Having been relatively unaffected by the snow once in Cologne, returning to the UK I was advised to avoid my Leeds-Kent journey because of train cancellations – apparently whole train routes had been suspended for days due to “adverse weather conditions”. Southeastern trains cover an enormous commuter route and I honestly couldn’t quite believe the snow had completely halted any kind of service. Ringing up the “weather hotline”, I was repeatedly transferred to the automated service (love those things) and usefully told the journey was “amended” before the message cut out. A lucky friend actually managed to get hold of an operator to ask about the situation but the employee clearly hadn’t been briefed in any way and was equally useful, admitting they had no idea if trains were even running at all.

Deciding to take a chance I stubbornly risked letting National Express take charge of my fate and actually made it to London, merely half an hour delayed. Luckily Southeastern trains were operating a limited timetable again and I made it home safely after about seven and a half hours travelling time. One hurdle overcome now just about five to go!

As I am still a bit of a hobo I have two more weekends and a journey back Kentways before Christmas to haul myself up and down the country AND then after all of that... I need to get to Chester and from there back up to Leeds.
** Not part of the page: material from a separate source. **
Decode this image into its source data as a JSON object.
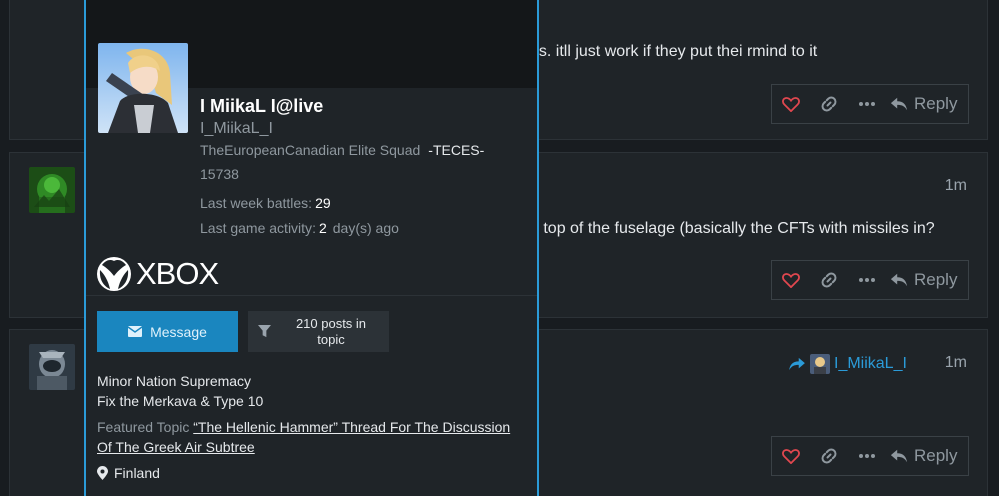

Daily newspaper snow forecast updates do little to ease the depression. We’re threatened with the coldest winter in 30 years; warned those planning on travelling cross-country might have to completely postpone Christmas and celebrate the week after; told snow on Christmas Day is a “foregone conclusion” and even reassured by comforting bosses at Southeastern that trains running in snow “will always be a problem”. Is the arrival of this extremely cold wet occasionally dangerous and debilitating white fluff really worth celebrating?